I went to the hotel room and sat down, dejected.  “Lord, what’s the matter with me?  That nut, that screwball asked me a simple question and I’m unable to answer it.  Lord, what’s the matter with me and what’s the matter with the message I’m trying to preach?”  I had one of those strange experiences that you have once in a while when you feel that the Lord has walked in.  I felt that that day that the Lord walked in that hotel room and put His hand on my shoulder and said to me, “Son, did you never read where My apostle and prophet and preacher Paul wrote in the Book, ‘Brethren, my heart’s desire and my prayer to God for my people is, that they might be saved, that they might be saved’” [Romans 10:1]?  My heart’s desire, my prayer to God is that my people might be saved; to pray, to ask God to be present in our witnessing ministries pleases the Lord, and He has an answer for us from heaven.

Now  may I illustrate it if I can?  And not to be vain or self-serving in the illustration, but just one of those providences that happen.  There was a woman, a dear woman in this precious church, who came to me and said, “Pastor, my husband is lost.  Would you come to the house and pray for him and lead him to Jesus?”

I said, “I’ll be there.”

So I went to the home and was invited into the house, introduced to her husband whom she said is lost.  And I sat down in the living room.  I was seated in the living room.   And after the conversation of being nice and gracious, she turned to her husband and she said, “Husband, would you come and kneel down here before the pastor?  And kneel with me, and he pray for us.”

Well, I was a guest in the home and he didn’t want to appear boorish or unappreciative.  So he came and both of them knelt there in front of me as I sat there in the chair.  And in keeping with her request I prayed for her husband, that he might be saved.  Well, while I prayed, something soft and warm fell on my hand, this hand.  It was her tears.  That’s such a little thing.  But I remember that as vividly as any memory I have in life, the feeling, as I prayed, of her soft, warm tears falling on my hand.  I think of Isaiah 38, when Hezekiah became ill, turned his face to the wall, and wept, and prayed [Isaiah 38:2].  And God took Isaiah, turned him around, and sent him back to the king and said, “Thus saith the Lord, I have heard your prayers, I have seen your tears [Isaiah 38:5], and I have an answer from heaven.”  The man was gloriously saved.  The witnessing of a heart of compassion and love and care is more dynamic than all of the sermons, all the preachers in this earth have ever delivered.

A heart to care, the compassionate loving remembrance, “Lord, save us.  God, give us that kind of a compassionate and caring concern.”  If we care, God will break their hearts.  He will give us a harvest of souls.  And it’s a preciousness in His name.

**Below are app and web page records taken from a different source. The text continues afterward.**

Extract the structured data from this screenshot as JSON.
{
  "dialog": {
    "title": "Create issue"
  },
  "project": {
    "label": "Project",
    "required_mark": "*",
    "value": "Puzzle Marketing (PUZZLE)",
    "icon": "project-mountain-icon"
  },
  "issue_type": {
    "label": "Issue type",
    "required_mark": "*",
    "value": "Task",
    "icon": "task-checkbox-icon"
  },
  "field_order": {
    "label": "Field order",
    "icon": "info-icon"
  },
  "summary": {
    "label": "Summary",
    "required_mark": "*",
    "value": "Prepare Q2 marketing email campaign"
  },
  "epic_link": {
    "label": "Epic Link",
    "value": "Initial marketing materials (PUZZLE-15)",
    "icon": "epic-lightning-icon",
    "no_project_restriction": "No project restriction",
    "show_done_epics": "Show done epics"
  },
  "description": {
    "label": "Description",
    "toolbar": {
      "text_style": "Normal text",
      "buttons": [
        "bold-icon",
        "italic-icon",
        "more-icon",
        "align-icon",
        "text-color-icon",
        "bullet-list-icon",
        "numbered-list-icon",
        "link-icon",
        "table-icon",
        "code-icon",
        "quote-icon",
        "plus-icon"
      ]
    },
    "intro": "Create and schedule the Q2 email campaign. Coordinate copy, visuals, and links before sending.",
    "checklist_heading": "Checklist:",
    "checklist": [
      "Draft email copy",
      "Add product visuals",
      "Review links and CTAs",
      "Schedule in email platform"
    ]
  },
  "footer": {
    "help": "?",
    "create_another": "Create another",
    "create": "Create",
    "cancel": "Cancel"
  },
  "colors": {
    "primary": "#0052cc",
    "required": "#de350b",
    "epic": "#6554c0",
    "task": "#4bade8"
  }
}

Our Lord wept over the lost city of Zion.  He cried [Luke 19:41].  Our Lord wept in Gethsemane [Hebrews 5:7-8].  Our Lord even wept with the sorrowing sisters of Lazarus; He cried [John 11:33-35].  And for us, thus to be concerned about these that are not saved, O Lord, give us, give us their souls in faith and conversion and belief.  Your children are they all in the fold, the circle of the family?  Will they be in glory someday?  And our neighbors and our Sunday school people and these that come into the services of our church, “O God, give us souls.  Give us souls.”

And that is our appeal and prayer to your heart.


Dr. W.
A. Criswell

John 15:8


I.          The will of God for our lives:  that
we bear much fruit (John 14:12)

A.  Involves toil,
effort, work, labor (Mark 4:1-20)

B.  Involves
disappointment and oft times failure

II.         The desperate need for our toiling,
trying, sowing

A.  In this earthly
life, here and now

      1.  Prohibition

      2.  Gambling

      3.  Sunday sacred

      4.  Schools

      5.  Child abuse

B.  In the life to come
(Acts 4:12)

III.        Facing our task

A.  Dedication
of the first fruits to Jehovah (Exodus 23:19b, Leviticus 23:10, 14, 1
Corinthians 16:2)

B.  Appeal
to God for His help (Romans 10:1, Matthew 9:38, Isaiah 38:5)

Care and concern (Romans 9:1, 10:1)